— DATA —
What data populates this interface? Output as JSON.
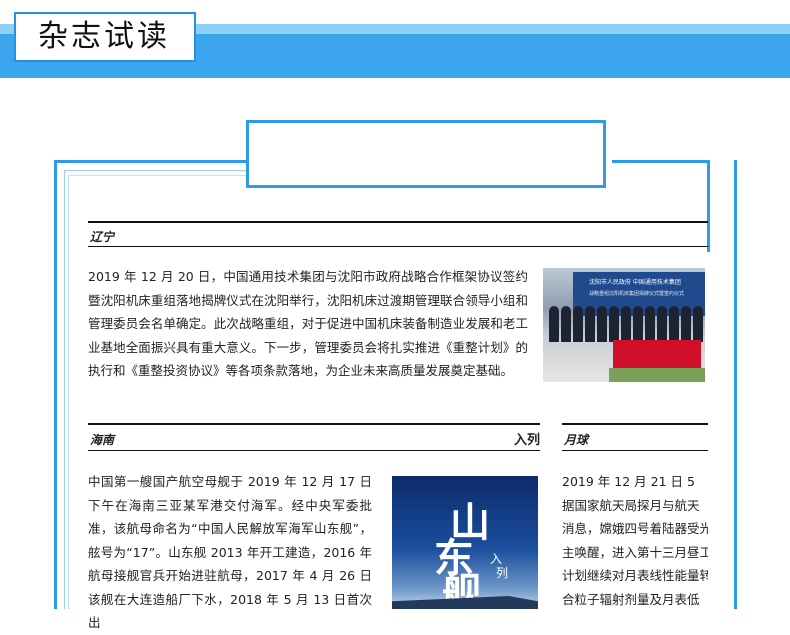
{
  "header": {
    "title": "杂志试读"
  },
  "sections": {
    "liaoning": {
      "tag": "辽宁",
      "paragraph": "2019 年 12 月 20 日，中国通用技术集团与沈阳市政府战略合作框架协议签约暨沈阳机床重组落地揭牌仪式在沈阳举行，沈阳机床过渡期管理联合领导小组和管理委员会名单确定。此次战略重组，对于促进中国机床装备制造业发展和老工业基地全面振兴具有重大意义。下一步，管理委员会将扎实推进《重整计划》的执行和《重整投资协议》等各项条款落地，为企业未来高质量发展奠定基础。",
      "photo_banner_line1": "沈阳市人民政府  中国通用技术集团",
      "photo_banner_line2": "战略重组沈阳机床集团揭牌仪式暨签约仪式"
    },
    "hainan": {
      "tag": "海南",
      "right_tag": "入列",
      "paragraph": "中国第一艘国产航空母舰于 2019 年 12 月 17 日下午在海南三亚某军港交付海军。经中央军委批准，该航母命名为“中国人民解放军海军山东舰”，舷号为“17”。山东舰 2013 年开工建造，2016 年航母接舰官兵开始进驻航母，2017 年 4 月 26 日该舰在大连造船厂下水，2018 年 5 月 13 日首次出",
      "cover_title_1": "山",
      "cover_title_2": "东",
      "cover_title_3": "舰",
      "cover_sub_1": "入",
      "cover_sub_2": "列"
    },
    "moon": {
      "tag": "月球",
      "lines": [
        "2019 年 12 月 21 日 5",
        "据国家航天局探月与航天",
        "消息，嫦娥四号着陆器受光",
        "主唤醒，进入第十三月昼工",
        "计划继续对月表线性能量转",
        "合粒子辐射剂量及月表低"
      ]
    }
  },
  "colors": {
    "accent": "#2c9be8",
    "band": "#3ba6ee",
    "band_light": "#8fd0f7"
  }
}
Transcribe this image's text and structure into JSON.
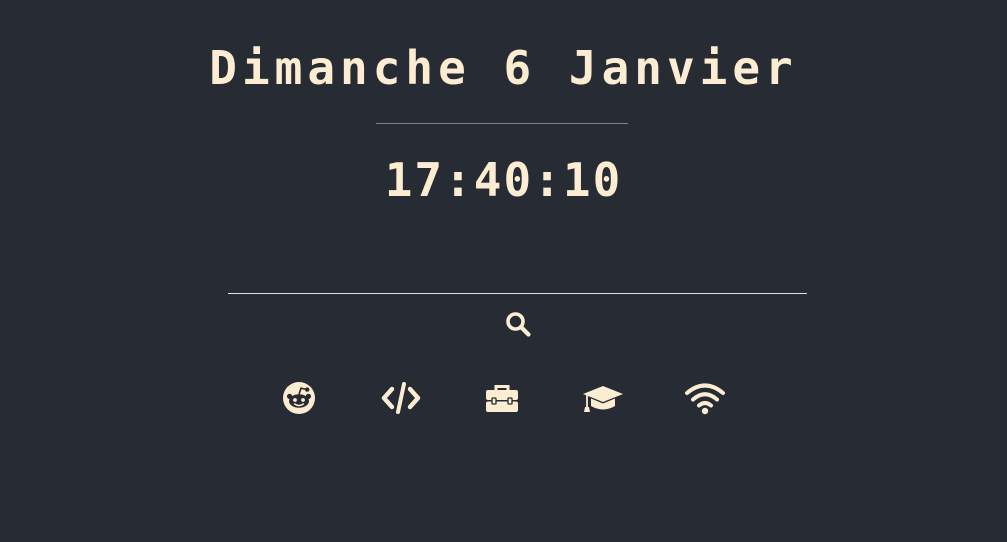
{
  "header": {
    "date": "Dimanche 6 Janvier",
    "time": "17:40:10"
  },
  "search": {
    "value": "",
    "placeholder": "",
    "icon": "search-icon"
  },
  "links": [
    {
      "icon": "reddit-icon"
    },
    {
      "icon": "code-icon"
    },
    {
      "icon": "toolbox-icon"
    },
    {
      "icon": "graduation-cap-icon"
    },
    {
      "icon": "wifi-icon"
    }
  ],
  "colors": {
    "background": "#272b34",
    "foreground": "#fcecd2",
    "divider": "#7d8086"
  }
}
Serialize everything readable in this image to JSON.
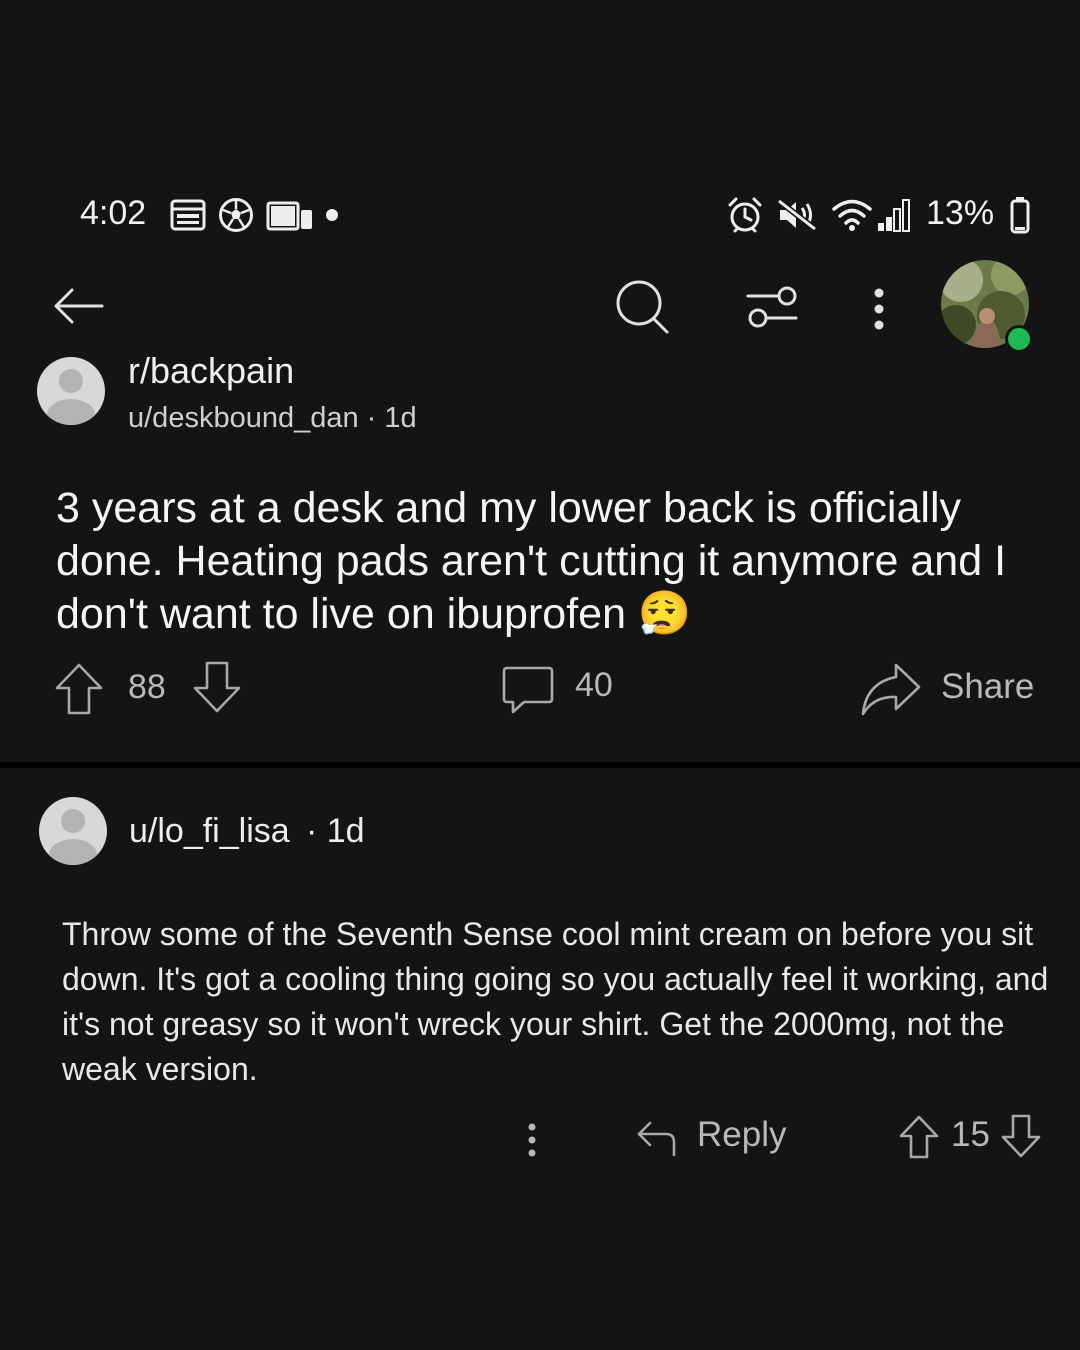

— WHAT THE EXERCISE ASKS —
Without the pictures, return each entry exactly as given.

— OUTPUT OF THE EXERCISE —
What data populates this interface? Output as JSON.
{
  "header": {
    "title": "杂志试读"
  },
  "sections": {
    "liaoning": {
      "tag": "辽宁",
      "paragraph": "2019 年 12 月 20 日，中国通用技术集团与沈阳市政府战略合作框架协议签约暨沈阳机床重组落地揭牌仪式在沈阳举行，沈阳机床过渡期管理联合领导小组和管理委员会名单确定。此次战略重组，对于促进中国机床装备制造业发展和老工业基地全面振兴具有重大意义。下一步，管理委员会将扎实推进《重整计划》的执行和《重整投资协议》等各项条款落地，为企业未来高质量发展奠定基础。",
      "photo_banner_line1": "沈阳市人民政府  中国通用技术集团",
      "photo_banner_line2": "战略重组沈阳机床集团揭牌仪式暨签约仪式"
    },
    "hainan": {
      "tag": "海南",
      "right_tag": "入列",
      "paragraph": "中国第一艘国产航空母舰于 2019 年 12 月 17 日下午在海南三亚某军港交付海军。经中央军委批准，该航母命名为“中国人民解放军海军山东舰”，舷号为“17”。山东舰 2013 年开工建造，2016 年航母接舰官兵开始进驻航母，2017 年 4 月 26 日该舰在大连造船厂下水，2018 年 5 月 13 日首次出",
      "cover_title_1": "山",
      "cover_title_2": "东",
      "cover_title_3": "舰",
      "cover_sub_1": "入",
      "cover_sub_2": "列"
    },
    "moon": {
      "tag": "月球",
      "lines": [
        "2019 年 12 月 21 日 5",
        "据国家航天局探月与航天",
        "消息，嫦娥四号着陆器受光",
        "主唤醒，进入第十三月昼工",
        "计划继续对月表线性能量转",
        "合粒子辐射剂量及月表低"
      ]
    }
  },
  "colors": {
    "accent": "#2c9be8",
    "band": "#3ba6ee",
    "band_light": "#8fd0f7"
  }
}
Transcribe this image's text and structure into JSON.
{
  "header": {
    "date": "Dimanche 6 Janvier",
    "time": "17:40:10"
  },
  "search": {
    "value": "",
    "placeholder": "",
    "icon": "search-icon"
  },
  "links": [
    {
      "icon": "reddit-icon"
    },
    {
      "icon": "code-icon"
    },
    {
      "icon": "toolbox-icon"
    },
    {
      "icon": "graduation-cap-icon"
    },
    {
      "icon": "wifi-icon"
    }
  ],
  "colors": {
    "background": "#272b34",
    "foreground": "#fcecd2",
    "divider": "#7d8086"
  }
}
Serialize everything readable in this image to JSON.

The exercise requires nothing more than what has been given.